This blog post covers TLS specifics, the benefits of TLS 1.3 and the newly added support for the encryption protocol in SAP BTP as June update
Now, TLS 1.3 Support for Cloud Foundry Platform Domains
This is a reminder that TLS 1.3 is planned to be enabled for platform domains in the SAP BTP, Cloud Foundry environment on June 15, 2023. TLS 1.2 remains as a fallback option.
For custom domains, the configuration will not be adjusted from platform-side and TLS 1.3 must be enabled in the custom domain configuration, see Manage TLS Configurations.
For detailed information see SAP Note 3308931
In the transition period until TLS 1.3 is enabled in June, you can verify your clients by connecting them to our test application for which TLS 1.3 is enabled:
What is TLS? Transport Layer Security encryption explained in plain english
How TLS, digital certificates, and sessions help keep communications secure
Almost all modern-day webpages, plus many desktop and mobile applications, use the HTTPS protocol to secure communication from the client to the server and vice versa. The S in HTTPS stands for Secure and implies that the data is transferred not in plain text but in encrypted form.
The encryption in HTTPS is achieved by using a cryptographic protocol named Transport Layer Security (TLS) or, formerly, Secure Sockets Layer (SSL). The idea is to prevent an intermediate from sniffing the ongoing packets and obtaining sensitive data (like usernames, passwords, financial data, personal content, etc.)—cryptographic encryption ensures that all data is unreadable for third parties.
There is widespread support for TLS versions TLS 1.2 (in use since 2008) and TLS 1.3 (released in August 2018), which are considered a standard for creating a secure application. Older versions of TLS (TLS 1.0 and TLS 1.1) were discontinued in 2019 and, alongside the obsolete versions of SSL (SSL 2.0 and SSL 3.0), are considered insecure..
if you are deploying an application today and wondering which TLS version you should use, go for TLS 1.3! The latest version of TLS has significant improvements such as:
- Faster and simpler TLS handshake – In older TLS versions, the TLS handshake was carried in plain text, introducing additional steps for encryption and decryption. With version 1.3, the server certificate encryption applies by default, which lowers the number of packets needed for a successful handshake from 5-7 to 0-3.
- Better latency with Zero Round-Trip Time (0-RTT) key exchanges – The TLS 1.3 specification allows the client to send application data to the server immediately after the ClientHello message, with zero round-trip time and refers to that data as 0-RTT data. TLS 0-RTT (also known as “TLS early data”) is a method of lowering the time to first byte on a TLS connection. TLS 1.3 only requires 1-RTT (a single round trip) of the protocol, where TLS 1.2 and below required two.
- More secure cryptographic ciphers – Version 1.3 supports only five cipher suites (compared to over 58 suites in TLS 1.2). Only ciphers implementing Perfect Forward Secrecy are supported, while vulnerable algorithms and ciphers are removed.
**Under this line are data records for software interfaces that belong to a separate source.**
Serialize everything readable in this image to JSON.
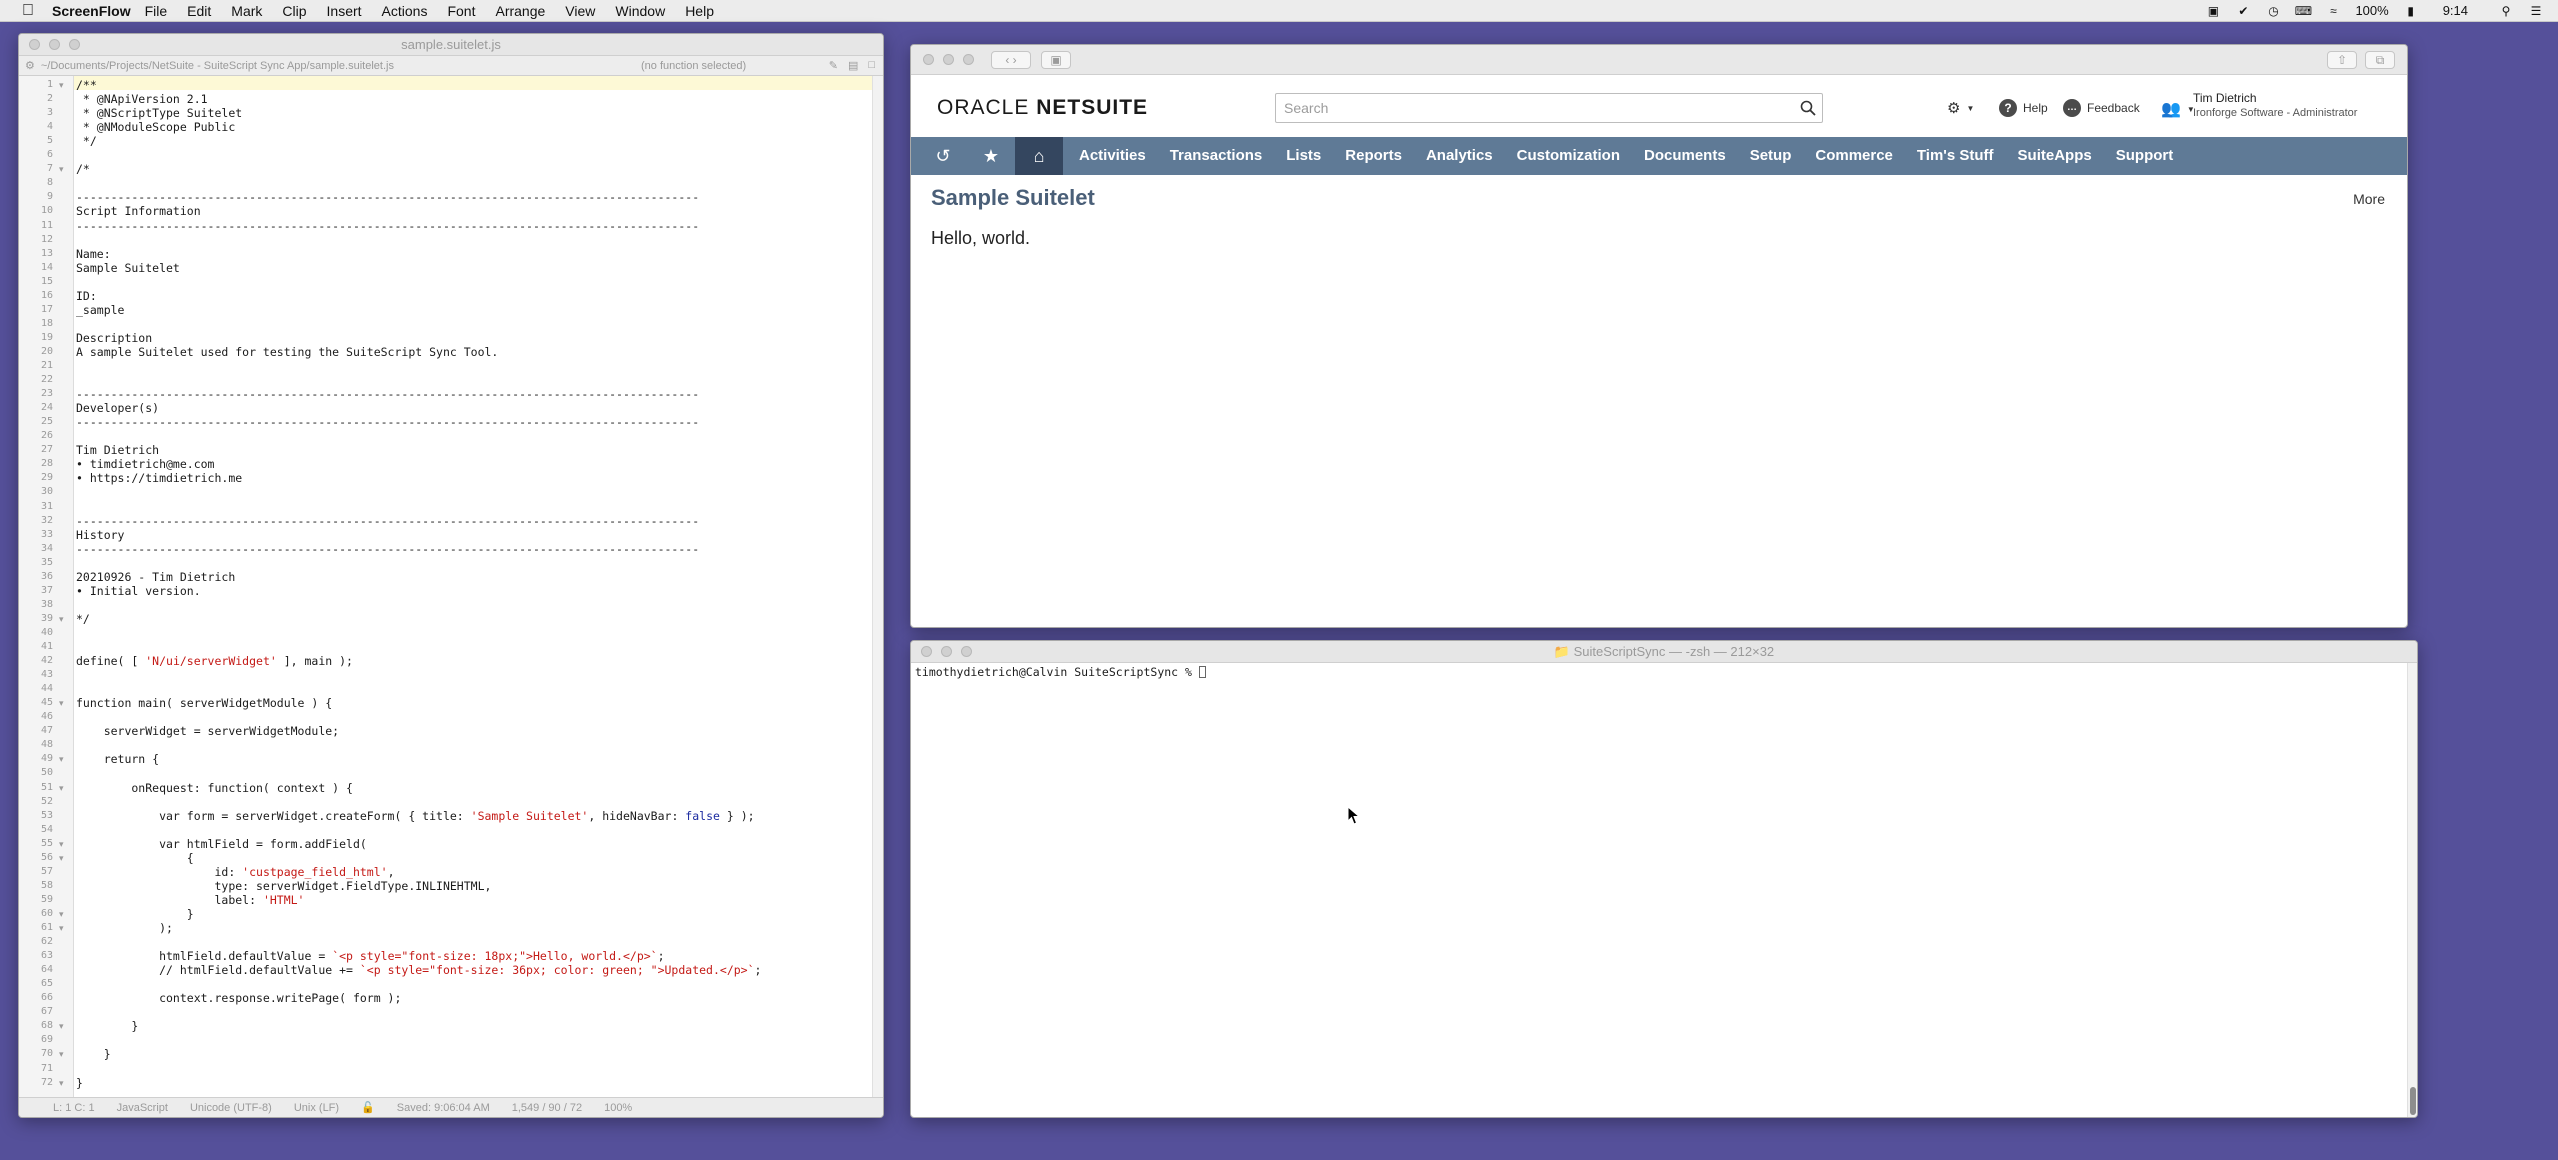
{
  "menubar": {
    "app_name": "ScreenFlow",
    "items": [
      "File",
      "Edit",
      "Mark",
      "Clip",
      "Insert",
      "Actions",
      "Font",
      "Arrange",
      "View",
      "Window",
      "Help"
    ],
    "battery": "100%",
    "time": "9:14"
  },
  "editor": {
    "title": "sample.suitelet.js",
    "path": "~/Documents/Projects/NetSuite - SuiteScript Sync App/sample.suitelet.js",
    "function_selector": "(no function selected)",
    "status": {
      "position": "L: 1 C: 1",
      "language": "JavaScript",
      "encoding": "Unicode (UTF-8)",
      "line_endings": "Unix (LF)",
      "saved": "Saved: 9:06:04 AM",
      "stats": "1,549 / 90 / 72",
      "zoom": "100%"
    },
    "lines": [
      "/**",
      " * @NApiVersion 2.1",
      " * @NScriptType Suitelet",
      " * @NModuleScope Public",
      " */",
      "",
      "/*",
      "",
      "------------------------------------------------------------------------------------------",
      "Script Information",
      "------------------------------------------------------------------------------------------",
      "",
      "Name:",
      "Sample Suitelet",
      "",
      "ID:",
      "_sample",
      "",
      "Description",
      "A sample Suitelet used for testing the SuiteScript Sync Tool.",
      "",
      "",
      "------------------------------------------------------------------------------------------",
      "Developer(s)",
      "------------------------------------------------------------------------------------------",
      "",
      "Tim Dietrich",
      "• timdietrich@me.com",
      "• https://timdietrich.me",
      "",
      "",
      "------------------------------------------------------------------------------------------",
      "History",
      "------------------------------------------------------------------------------------------",
      "",
      "20210926 - Tim Dietrich",
      "• Initial version.",
      "",
      "*/",
      "",
      "",
      "define( [ 'N/ui/serverWidget' ], main );",
      "",
      "",
      "function main( serverWidgetModule ) {",
      "",
      "    serverWidget = serverWidgetModule;",
      "",
      "    return {",
      "",
      "        onRequest: function( context ) {",
      "",
      "            var form = serverWidget.createForm( { title: 'Sample Suitelet', hideNavBar: false } );",
      "",
      "            var htmlField = form.addField(",
      "                {",
      "                    id: 'custpage_field_html',",
      "                    type: serverWidget.FieldType.INLINEHTML,",
      "                    label: 'HTML'",
      "                }",
      "            );",
      "",
      "            htmlField.defaultValue = `<p style=\"font-size: 18px;\">Hello, world.</p>`;",
      "            // htmlField.defaultValue += `<p style=\"font-size: 36px; color: green; \">Updated.</p>`;",
      "",
      "            context.response.writePage( form );",
      "",
      "        }",
      "",
      "    }",
      "",
      "}"
    ],
    "fold_lines": [
      1,
      7,
      39,
      45,
      49,
      51,
      55,
      56,
      60,
      61,
      68,
      70,
      72
    ]
  },
  "browser": {
    "logo_light": "ORACLE ",
    "logo_bold": "NETSUITE",
    "search_placeholder": "Search",
    "help": "Help",
    "feedback": "Feedback",
    "user_name": "Tim Dietrich",
    "user_role": "Ironforge Software - Administrator",
    "nav": [
      "Activities",
      "Transactions",
      "Lists",
      "Reports",
      "Analytics",
      "Customization",
      "Documents",
      "Setup",
      "Commerce",
      "Tim's Stuff",
      "SuiteApps",
      "Support"
    ],
    "page_title": "Sample Suitelet",
    "more": "More",
    "content": "Hello, world."
  },
  "terminal": {
    "title": "SuiteScriptSync — -zsh — 212×32",
    "prompt": "timothydietrich@Calvin SuiteScriptSync % "
  }
}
Some of the ciphers supported in TLS 1.2 are no longer considered secure, which means that you need to take note of them as well, so not all TLS 1.2 connections are guaranteed to be secure.
In conclusion, TLS 1.3 provides better handshake performance, improved latency and more robust security.
How to Check the TLS Version of your BTP CF Application.
TLS 1.3 enabled
TLS 1.3 disabled and TLS 1.2 is running for this application